“Take up arms and drive them into the black sands of the south,” Marcos said, finishing the man's sentence. The priests looked between themselve and at Marcos. “Ashur commands me to arms,” Marcos said, letting go of Mina's hands and looking at Zalaz, “The eagles of the desert must be fed by my hand.” Mina shook her head in denial. “As you raise your army,” he said to Zalaz, “teach me what I must know.” Zalaz frowned.
“A few months of training will not make up for years deficit,” he said. Marcos nodded.
“Ashur will make my arm strong and my blows true,” Marcos said, “He will give his sword bearer the power to wield it.” Zalaz looked at Marcos and noted for the first time that there was no uncertainty in the emperor's bearing. A look of unearthly calm was on his face. It was an expression that Marcos had worn in his priestly duties and the presence of Ashur was strong.
“And your third?” Zalaz said. Marcos looked over at Sorenan who watched him with a mixture of amazement and concern.
“He shall guard Julara's daughter when I am away,” Marcos said.
“You can not go,” Mina said.
Marcos turned to her. “It is Ashur that sends me and will keep me in his hand,” Marcos said. “It is he who commands this, not I,” he continued. A deafening clap of thunder came at the conclusion of Marcos's words. The priests looked fearfully upward. Sorenan instinctively reached for his weapons just as Zalaz did in his surprise. Mina's expression became one of despair. “The eagles of the desert shall fly and bear the storm on their wings,” Marcos said, unshaken and untroubled by the thunder.
Upon saying this, the room was filled with a heavy, eerie sense of some greater presence amongst them. Marcos gestured towards the open doors out into the antechamber. “Behold Ashur,” he said. All eyes turned towards the door. Standing in the doorway was a shadowy figure that appeared to be an armed man with an eagle upon his shoulder. He raised his right hand in a gesture of summoning. Then the figure disappeared with a whirl of dust through the antechamber despite it's tightly shuttered windows.

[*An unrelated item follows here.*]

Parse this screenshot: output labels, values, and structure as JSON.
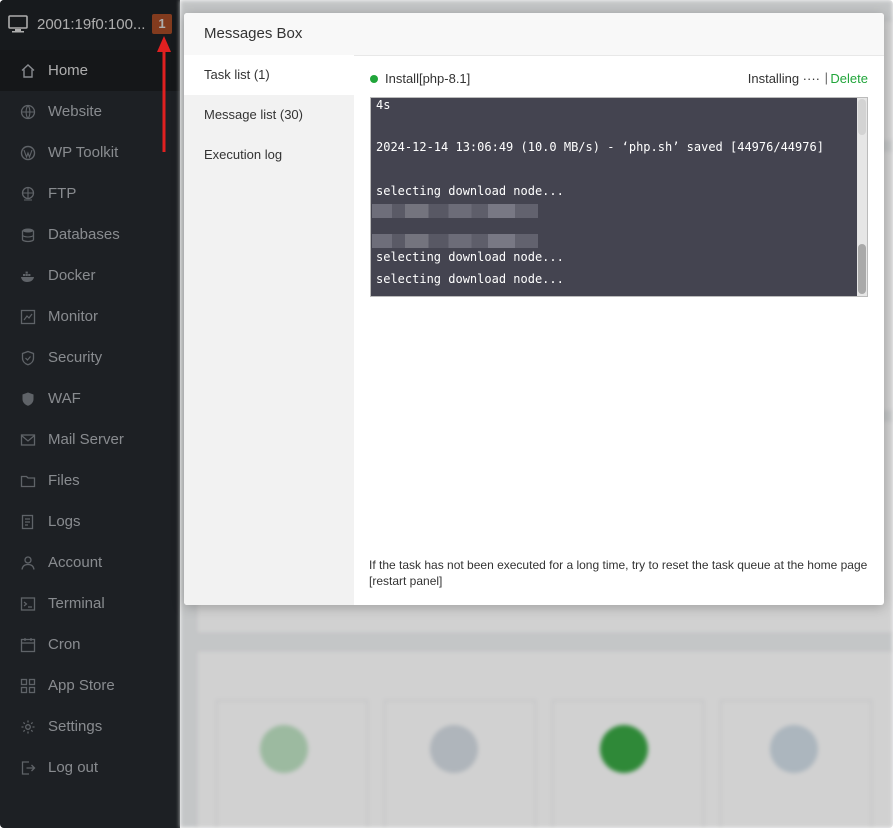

The priests gave cries of fear. Zalaz stared at where the figure had stood with a mixture of awe and terror. Behind him, Sorenan was speechless. Where the others had not seen the face of Ashur, Sorenan did. That face he saw was an amalgamation of his own and Marcos's. The gesture of summoning was accompanied with a voice in his head. It was a low male voice. “Stand at my side,” it had said.

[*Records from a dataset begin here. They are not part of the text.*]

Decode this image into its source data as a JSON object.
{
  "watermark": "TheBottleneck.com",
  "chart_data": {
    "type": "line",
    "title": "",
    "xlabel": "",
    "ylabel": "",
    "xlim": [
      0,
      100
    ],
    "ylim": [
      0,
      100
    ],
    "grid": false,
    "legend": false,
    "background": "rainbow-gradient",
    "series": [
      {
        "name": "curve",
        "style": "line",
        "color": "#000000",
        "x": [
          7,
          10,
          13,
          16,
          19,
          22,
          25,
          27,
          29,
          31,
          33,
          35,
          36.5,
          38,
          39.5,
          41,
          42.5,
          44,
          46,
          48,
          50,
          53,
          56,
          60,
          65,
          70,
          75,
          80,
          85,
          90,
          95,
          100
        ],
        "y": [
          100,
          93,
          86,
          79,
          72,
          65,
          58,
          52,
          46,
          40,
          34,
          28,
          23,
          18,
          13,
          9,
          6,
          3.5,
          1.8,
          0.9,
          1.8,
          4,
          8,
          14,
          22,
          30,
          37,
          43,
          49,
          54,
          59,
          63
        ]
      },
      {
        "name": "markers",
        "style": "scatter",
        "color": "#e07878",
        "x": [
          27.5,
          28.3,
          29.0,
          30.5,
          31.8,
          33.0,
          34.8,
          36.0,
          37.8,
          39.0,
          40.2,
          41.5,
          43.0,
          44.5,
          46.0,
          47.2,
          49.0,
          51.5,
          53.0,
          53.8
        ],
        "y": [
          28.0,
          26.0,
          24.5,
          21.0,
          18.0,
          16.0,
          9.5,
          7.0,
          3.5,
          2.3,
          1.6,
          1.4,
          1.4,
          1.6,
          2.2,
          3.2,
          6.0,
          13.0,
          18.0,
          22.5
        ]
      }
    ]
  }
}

Sorenan looked over at Marcos with a new respect. The voice was terrifying and seemed to hold the fury of the greatest winds in it with the roll of thunder. Once, Marcos said that Ashur's voice was that of the storm. Sorenan thought it just some saying to impress others. Having heard the voice of the desert god, Sorenan realized that Marcos was not the soft thing he had thought him for so long. The mercenary realized that Marcos stood fully in the presence of the possessor of that voice at all times and somehow continued his life with out being crushed by it.

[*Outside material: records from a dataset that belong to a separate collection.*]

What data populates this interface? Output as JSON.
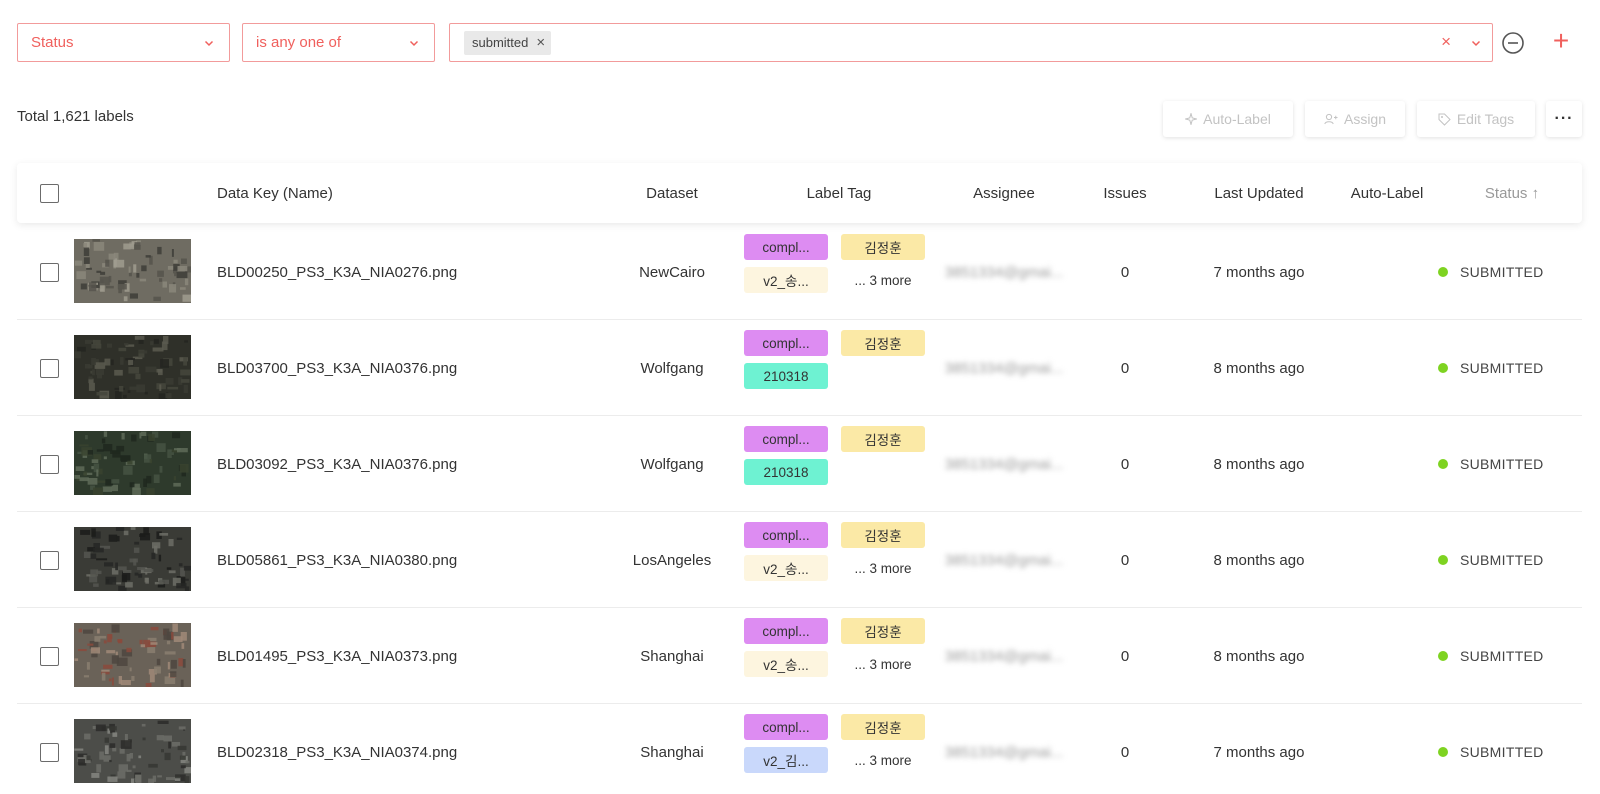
{
  "colors": {
    "accent": "#f0605d",
    "accent_border": "#f29b9b",
    "status_dot": "#7ed321",
    "tag_completed": "#dd8cf2",
    "tag_user": "#fbe9a6",
    "tag_v2": "#fdf5df",
    "tag_date": "#6ef2d2",
    "tag_v2_kim": "#c9d8fb"
  },
  "filter": {
    "field": "Status",
    "operator": "is any one of",
    "chips": [
      "submitted"
    ],
    "chip_remove_icon": "×",
    "clear_icon": "×",
    "remove_filter_icon": "minus-circle-icon",
    "add_filter_icon": "+"
  },
  "toolbar": {
    "total": "Total 1,621 labels",
    "auto_label": "Auto-Label",
    "assign": "Assign",
    "edit_tags": "Edit Tags",
    "more": "···"
  },
  "table": {
    "headers": {
      "data_key": "Data Key (Name)",
      "dataset": "Dataset",
      "label_tag": "Label Tag",
      "assignee": "Assignee",
      "issues": "Issues",
      "last_updated": "Last Updated",
      "auto_label": "Auto-Label",
      "status": "Status ↑"
    },
    "rows": [
      {
        "name": "BLD00250_PS3_K3A_NIA0276.png",
        "dataset": "NewCairo",
        "tags": [
          {
            "text": "compl...",
            "kind": "completed"
          },
          {
            "text": "김정훈",
            "kind": "user"
          },
          {
            "text": "v2_송...",
            "kind": "v2"
          }
        ],
        "more": "... 3 more",
        "assignee": "3851334@gmai...",
        "issues": "0",
        "updated": "7 months ago",
        "status": "SUBMITTED",
        "thumb": "t0"
      },
      {
        "name": "BLD03700_PS3_K3A_NIA0376.png",
        "dataset": "Wolfgang",
        "tags": [
          {
            "text": "compl...",
            "kind": "completed"
          },
          {
            "text": "김정훈",
            "kind": "user"
          },
          {
            "text": "210318",
            "kind": "date"
          }
        ],
        "more": "",
        "assignee": "3851334@gmai...",
        "issues": "0",
        "updated": "8 months ago",
        "status": "SUBMITTED",
        "thumb": "t1"
      },
      {
        "name": "BLD03092_PS3_K3A_NIA0376.png",
        "dataset": "Wolfgang",
        "tags": [
          {
            "text": "compl...",
            "kind": "completed"
          },
          {
            "text": "김정훈",
            "kind": "user"
          },
          {
            "text": "210318",
            "kind": "date"
          }
        ],
        "more": "",
        "assignee": "3851334@gmai...",
        "issues": "0",
        "updated": "8 months ago",
        "status": "SUBMITTED",
        "thumb": "t2"
      },
      {
        "name": "BLD05861_PS3_K3A_NIA0380.png",
        "dataset": "LosAngeles",
        "tags": [
          {
            "text": "compl...",
            "kind": "completed"
          },
          {
            "text": "김정훈",
            "kind": "user"
          },
          {
            "text": "v2_송...",
            "kind": "v2"
          }
        ],
        "more": "... 3 more",
        "assignee": "3851334@gmai...",
        "issues": "0",
        "updated": "8 months ago",
        "status": "SUBMITTED",
        "thumb": "t3"
      },
      {
        "name": "BLD01495_PS3_K3A_NIA0373.png",
        "dataset": "Shanghai",
        "tags": [
          {
            "text": "compl...",
            "kind": "completed"
          },
          {
            "text": "김정훈",
            "kind": "user"
          },
          {
            "text": "v2_송...",
            "kind": "v2"
          }
        ],
        "more": "... 3 more",
        "assignee": "3851334@gmai...",
        "issues": "0",
        "updated": "8 months ago",
        "status": "SUBMITTED",
        "thumb": "t4"
      },
      {
        "name": "BLD02318_PS3_K3A_NIA0374.png",
        "dataset": "Shanghai",
        "tags": [
          {
            "text": "compl...",
            "kind": "completed"
          },
          {
            "text": "김정훈",
            "kind": "user"
          },
          {
            "text": "v2_김...",
            "kind": "v2_kim"
          }
        ],
        "more": "... 3 more",
        "assignee": "3851334@gmai...",
        "issues": "0",
        "updated": "7 months ago",
        "status": "SUBMITTED",
        "thumb": "t5"
      }
    ]
  }
}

“He spoke,” Sorenan said breaking the silence.
“Yes,” Marcos said, looking over at Sorenan, “He summons you to stand with him. You are to also be a sword-bearer. It is the bearers of swords who stand with Ashur.” Zalaz's blood ran cold. Marcos looked to him. “And through them he will give his messages,” Marcos said, gesturing towards the sword at Zalaz's side. “So it is done,” Marcos said.
Mina covered her eyes with a trembling hand. All her anger, all her plotting, and all her will could not stay the tears or the fear that washed through her. Never had she felt so fragile, so small, or so helpless before the will of the gods. The ringing sense of comfort that breathed through her as she served Julara abandoned her in that awful moment. For in that moment, she was not the living embodiment of Julara's mercy and wrath, but rather a heartbroken woman. And she wept.